BEGIN Supplied entries

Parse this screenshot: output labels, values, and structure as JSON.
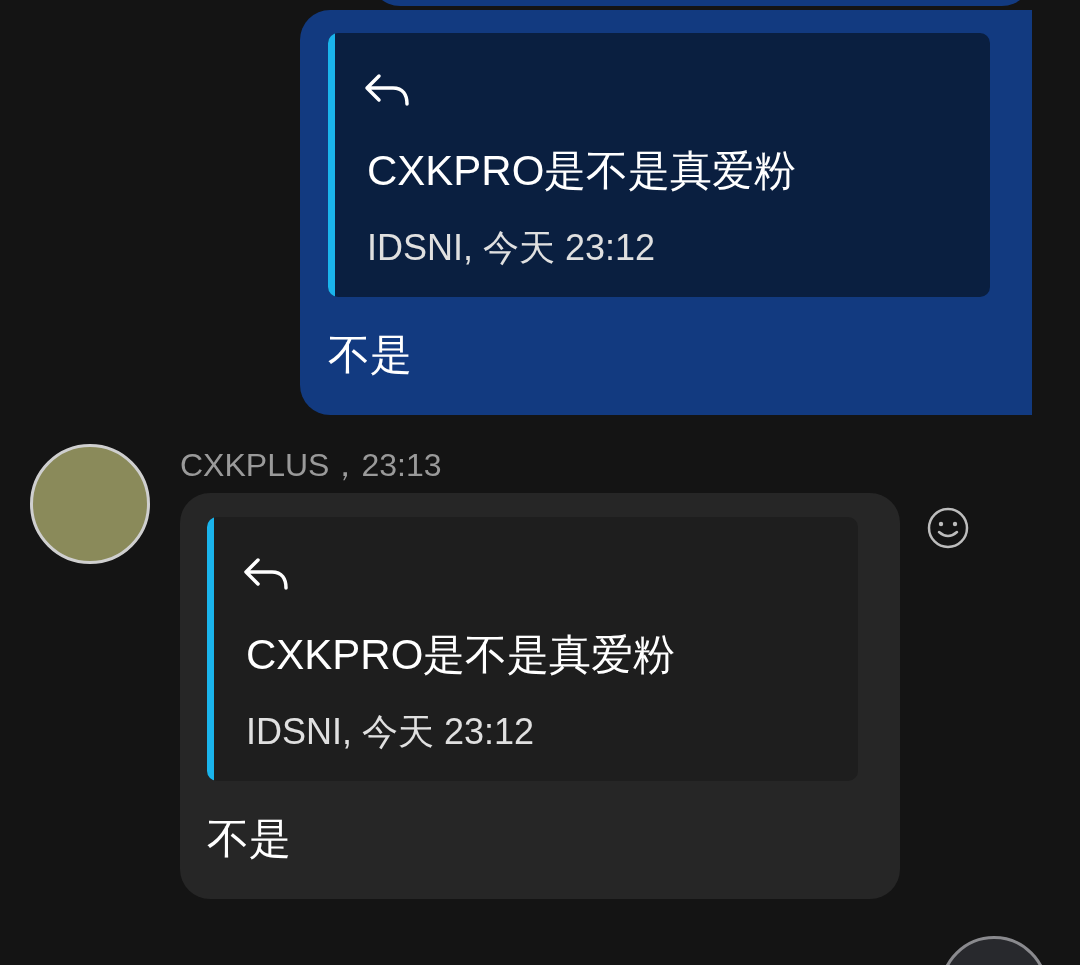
{
  "messages": [
    {
      "kind": "outgoing",
      "quote": {
        "text": "CXKPRO是不是真爱粉",
        "meta": "IDSNI, 今天 23:12"
      },
      "text": "不是"
    },
    {
      "kind": "incoming",
      "sender": "CXKPLUS，23:13",
      "quote": {
        "text": "CXKPRO是不是真爱粉",
        "meta": "IDSNI, 今天 23:12"
      },
      "text": "不是"
    }
  ]
}
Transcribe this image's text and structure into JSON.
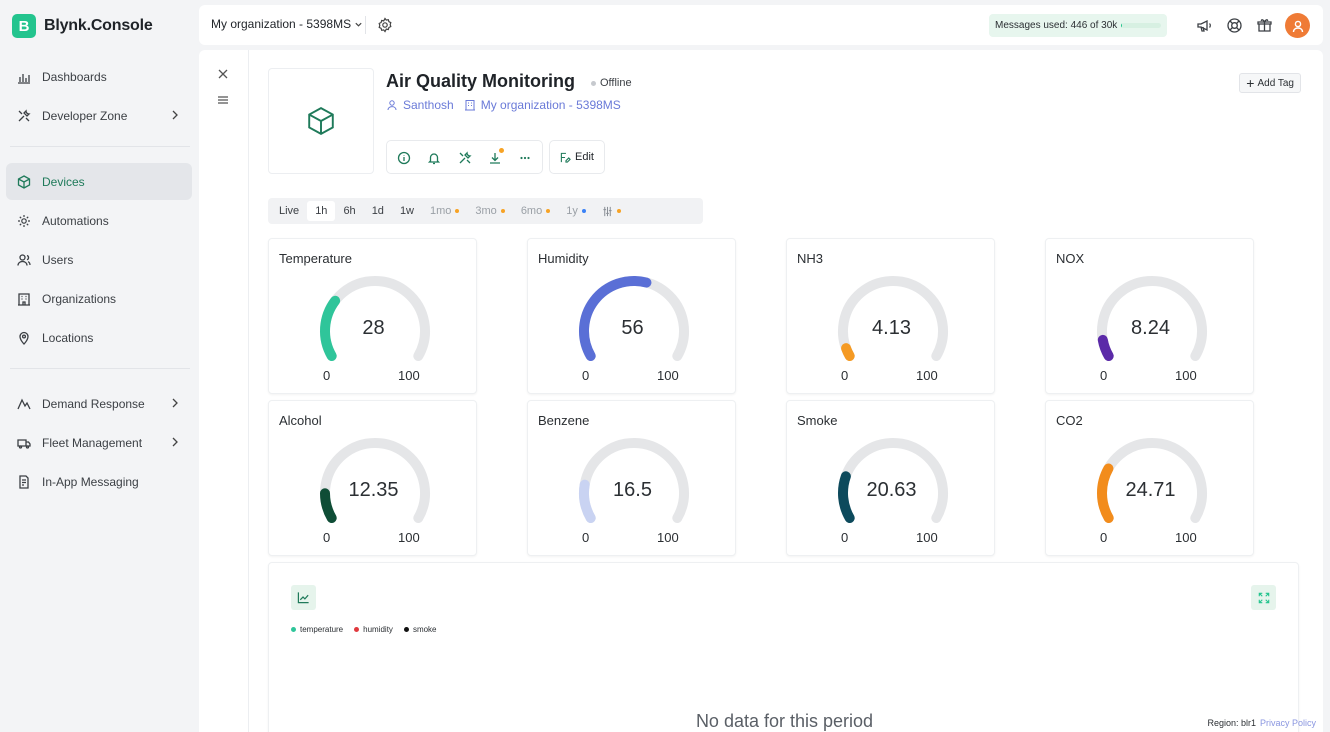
{
  "brand": {
    "badge": "B",
    "name": "Blynk.Console"
  },
  "sidebar": {
    "items": [
      {
        "label": "Dashboards",
        "icon": "dashboard-icon"
      },
      {
        "label": "Developer Zone",
        "icon": "tools-icon",
        "chevron": true
      },
      {
        "label": "Devices",
        "icon": "cube-icon",
        "active": true
      },
      {
        "label": "Automations",
        "icon": "automation-icon"
      },
      {
        "label": "Users",
        "icon": "users-icon"
      },
      {
        "label": "Organizations",
        "icon": "building-icon"
      },
      {
        "label": "Locations",
        "icon": "pin-icon"
      },
      {
        "label": "Demand Response",
        "icon": "demand-icon",
        "chevron": true
      },
      {
        "label": "Fleet Management",
        "icon": "truck-icon",
        "chevron": true
      },
      {
        "label": "In-App Messaging",
        "icon": "message-icon"
      }
    ]
  },
  "topbar": {
    "org": "My organization - 5398MS",
    "messages": "Messages used: 446 of 30k",
    "messages_used_fraction": 0.015
  },
  "device": {
    "title": "Air Quality Monitoring",
    "status": "Offline",
    "owner": "Santhosh",
    "org": "My organization - 5398MS",
    "edit": "Edit",
    "add_tag": "Add Tag"
  },
  "time_tabs": [
    {
      "label": "Live",
      "active": false
    },
    {
      "label": "1h",
      "active": true
    },
    {
      "label": "6h"
    },
    {
      "label": "1d"
    },
    {
      "label": "1w"
    },
    {
      "label": "1mo",
      "dot": "#f7a325",
      "dim": true
    },
    {
      "label": "3mo",
      "dot": "#f7a325",
      "dim": true
    },
    {
      "label": "6mo",
      "dot": "#f7a325",
      "dim": true
    },
    {
      "label": "1y",
      "dot": "#3b82f6",
      "dim": true
    },
    {
      "label": "",
      "icon": "sliders-icon",
      "dot": "#f7a325",
      "dim": true
    }
  ],
  "gauges": [
    {
      "title": "Temperature",
      "value": "28",
      "num": 28,
      "min": "0",
      "max": "100",
      "color": "#2fc59a"
    },
    {
      "title": "Humidity",
      "value": "56",
      "num": 56,
      "min": "0",
      "max": "100",
      "color": "#5a6fd6"
    },
    {
      "title": "NH3",
      "value": "4.13",
      "num": 4.13,
      "min": "0",
      "max": "100",
      "color": "#f59a23"
    },
    {
      "title": "NOX",
      "value": "8.24",
      "num": 8.24,
      "min": "0",
      "max": "100",
      "color": "#5b2aa8"
    },
    {
      "title": "Alcohol",
      "value": "12.35",
      "num": 12.35,
      "min": "0",
      "max": "100",
      "color": "#0f4d36"
    },
    {
      "title": "Benzene",
      "value": "16.5",
      "num": 16.5,
      "min": "0",
      "max": "100",
      "color": "#c9d3f2"
    },
    {
      "title": "Smoke",
      "value": "20.63",
      "num": 20.63,
      "min": "0",
      "max": "100",
      "color": "#0d4a5c"
    },
    {
      "title": "CO2",
      "value": "24.71",
      "num": 24.71,
      "min": "0",
      "max": "100",
      "color": "#f28c1c"
    }
  ],
  "chart": {
    "legend": [
      {
        "label": "temperature",
        "color": "#2fc59a"
      },
      {
        "label": "humidity",
        "color": "#e0393e"
      },
      {
        "label": "smoke",
        "color": "#111111"
      }
    ],
    "empty": "No data for this period"
  },
  "footer": {
    "region": "Region: blr1",
    "privacy": "Privacy Policy"
  },
  "colors": {
    "accent": "#23c48e",
    "accent_dark": "#1f7a5a",
    "link": "#6a7ad8"
  }
}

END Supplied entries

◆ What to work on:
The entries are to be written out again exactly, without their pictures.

◆ Written answer:
Parse this screenshot: output labels, values, and structure as JSON.
{
  "messages": [
    {
      "kind": "outgoing",
      "quote": {
        "text": "CXKPRO是不是真爱粉",
        "meta": "IDSNI, 今天 23:12"
      },
      "text": "不是"
    },
    {
      "kind": "incoming",
      "sender": "CXKPLUS，23:13",
      "quote": {
        "text": "CXKPRO是不是真爱粉",
        "meta": "IDSNI, 今天 23:12"
      },
      "text": "不是"
    }
  ]
}
Transcribe this image's text and structure into JSON.
{
  "brand": {
    "badge": "B",
    "name": "Blynk.Console"
  },
  "sidebar": {
    "items": [
      {
        "label": "Dashboards",
        "icon": "dashboard-icon"
      },
      {
        "label": "Developer Zone",
        "icon": "tools-icon",
        "chevron": true
      },
      {
        "label": "Devices",
        "icon": "cube-icon",
        "active": true
      },
      {
        "label": "Automations",
        "icon": "automation-icon"
      },
      {
        "label": "Users",
        "icon": "users-icon"
      },
      {
        "label": "Organizations",
        "icon": "building-icon"
      },
      {
        "label": "Locations",
        "icon": "pin-icon"
      },
      {
        "label": "Demand Response",
        "icon": "demand-icon",
        "chevron": true
      },
      {
        "label": "Fleet Management",
        "icon": "truck-icon",
        "chevron": true
      },
      {
        "label": "In-App Messaging",
        "icon": "message-icon"
      }
    ]
  },
  "topbar": {
    "org": "My organization - 5398MS",
    "messages": "Messages used: 446 of 30k",
    "messages_used_fraction": 0.015
  },
  "device": {
    "title": "Air Quality Monitoring",
    "status": "Offline",
    "owner": "Santhosh",
    "org": "My organization - 5398MS",
    "edit": "Edit",
    "add_tag": "Add Tag"
  },
  "time_tabs": [
    {
      "label": "Live",
      "active": false
    },
    {
      "label": "1h",
      "active": true
    },
    {
      "label": "6h"
    },
    {
      "label": "1d"
    },
    {
      "label": "1w"
    },
    {
      "label": "1mo",
      "dot": "#f7a325",
      "dim": true
    },
    {
      "label": "3mo",
      "dot": "#f7a325",
      "dim": true
    },
    {
      "label": "6mo",
      "dot": "#f7a325",
      "dim": true
    },
    {
      "label": "1y",
      "dot": "#3b82f6",
      "dim": true
    },
    {
      "label": "",
      "icon": "sliders-icon",
      "dot": "#f7a325",
      "dim": true
    }
  ],
  "gauges": [
    {
      "title": "Temperature",
      "value": "28",
      "num": 28,
      "min": "0",
      "max": "100",
      "color": "#2fc59a"
    },
    {
      "title": "Humidity",
      "value": "56",
      "num": 56,
      "min": "0",
      "max": "100",
      "color": "#5a6fd6"
    },
    {
      "title": "NH3",
      "value": "4.13",
      "num": 4.13,
      "min": "0",
      "max": "100",
      "color": "#f59a23"
    },
    {
      "title": "NOX",
      "value": "8.24",
      "num": 8.24,
      "min": "0",
      "max": "100",
      "color": "#5b2aa8"
    },
    {
      "title": "Alcohol",
      "value": "12.35",
      "num": 12.35,
      "min": "0",
      "max": "100",
      "color": "#0f4d36"
    },
    {
      "title": "Benzene",
      "value": "16.5",
      "num": 16.5,
      "min": "0",
      "max": "100",
      "color": "#c9d3f2"
    },
    {
      "title": "Smoke",
      "value": "20.63",
      "num": 20.63,
      "min": "0",
      "max": "100",
      "color": "#0d4a5c"
    },
    {
      "title": "CO2",
      "value": "24.71",
      "num": 24.71,
      "min": "0",
      "max": "100",
      "color": "#f28c1c"
    }
  ],
  "chart": {
    "legend": [
      {
        "label": "temperature",
        "color": "#2fc59a"
      },
      {
        "label": "humidity",
        "color": "#e0393e"
      },
      {
        "label": "smoke",
        "color": "#111111"
      }
    ],
    "empty": "No data for this period"
  },
  "footer": {
    "region": "Region: blr1",
    "privacy": "Privacy Policy"
  },
  "colors": {
    "accent": "#23c48e",
    "accent_dark": "#1f7a5a",
    "link": "#6a7ad8"
  }
}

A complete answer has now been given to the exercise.